Speaking to FACT, Teki Latex – whose Sound Pellegrino label have just released Koyote’s latest EP, Let Me Tell You What I’ve Got – compares Koyote’s music to Matt Groening using high school bands to play music in The Simpsons, despite it being arranged by professionals. “This EP reminds me of that approach”, he explains, “anti-elitist sounds and instruments serving a very confident release that stretches our personal definitions of House to spy movie scores played by children, characterised with playfulness and radiating the pure joy of creating music.”

“Let Me Tell You What I’ve Got” is out now on Sound Pellegrino.

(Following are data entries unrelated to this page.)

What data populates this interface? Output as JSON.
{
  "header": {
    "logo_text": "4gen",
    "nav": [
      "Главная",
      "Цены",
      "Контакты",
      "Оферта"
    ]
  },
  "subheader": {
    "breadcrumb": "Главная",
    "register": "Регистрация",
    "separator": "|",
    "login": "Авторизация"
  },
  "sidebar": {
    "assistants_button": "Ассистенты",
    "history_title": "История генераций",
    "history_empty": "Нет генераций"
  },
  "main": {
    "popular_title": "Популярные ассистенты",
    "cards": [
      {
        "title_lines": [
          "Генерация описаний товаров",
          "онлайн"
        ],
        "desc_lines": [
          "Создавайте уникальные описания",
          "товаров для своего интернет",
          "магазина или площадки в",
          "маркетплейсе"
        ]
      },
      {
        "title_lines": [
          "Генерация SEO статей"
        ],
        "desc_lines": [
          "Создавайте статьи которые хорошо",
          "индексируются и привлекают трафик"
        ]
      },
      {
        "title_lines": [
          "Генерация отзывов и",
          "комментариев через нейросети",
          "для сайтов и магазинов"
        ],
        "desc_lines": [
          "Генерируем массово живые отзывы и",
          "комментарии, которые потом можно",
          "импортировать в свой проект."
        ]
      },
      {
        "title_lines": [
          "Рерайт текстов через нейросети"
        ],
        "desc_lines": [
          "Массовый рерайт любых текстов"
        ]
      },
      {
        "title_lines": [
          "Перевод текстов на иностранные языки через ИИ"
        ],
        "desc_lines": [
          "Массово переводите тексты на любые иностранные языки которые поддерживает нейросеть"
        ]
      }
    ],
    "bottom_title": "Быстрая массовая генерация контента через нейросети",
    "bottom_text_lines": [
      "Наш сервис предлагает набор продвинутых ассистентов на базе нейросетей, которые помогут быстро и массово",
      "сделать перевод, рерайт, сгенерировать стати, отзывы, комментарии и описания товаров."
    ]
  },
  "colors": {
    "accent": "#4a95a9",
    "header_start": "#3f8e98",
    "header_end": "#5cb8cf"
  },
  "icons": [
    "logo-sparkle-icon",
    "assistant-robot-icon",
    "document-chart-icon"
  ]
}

Thirty-minutes of pure rap bliss from three of sessions held in Los Angeles, Atlanta, and New York. The Rap Monument features white-hot beats coproduced by Hudson Mohawke, Nick Hook and S-Type. This epic beat was then rapped over by the likes of Push T, Action Bronson, Young Thug, Danny Brown, Raekwon, Prodigy and many more. Sit back and enjoy.

louis

“DRNUK” is the ambient new track from Philly producer Louis Futon. The track features vocal snippets from Drake x P Reign’s “DnF” on top of a trap-inspired beat. Be on the lookout for more from Louis as he’s set to release a self-titled EP in January of 2015.

karman

Sporadic yet powerful percussion is the cornerstone of the music from rising LA producer Karman. The 20-year-old’s first release came late last year in the form of a self-released 8-track EP that lead to production credits on recent releases from rappers such as Squadda B and Little Pain.

Karman now focuses attention back on his own original material, this week sharing two new tracks “Screens” and “Eaux.” Through the combined use of nostalgic synth work, languishing vocals and frenetic percussion, Karman distorts the “misery of loneliness in the internet age and gives it rhythmic optimism.”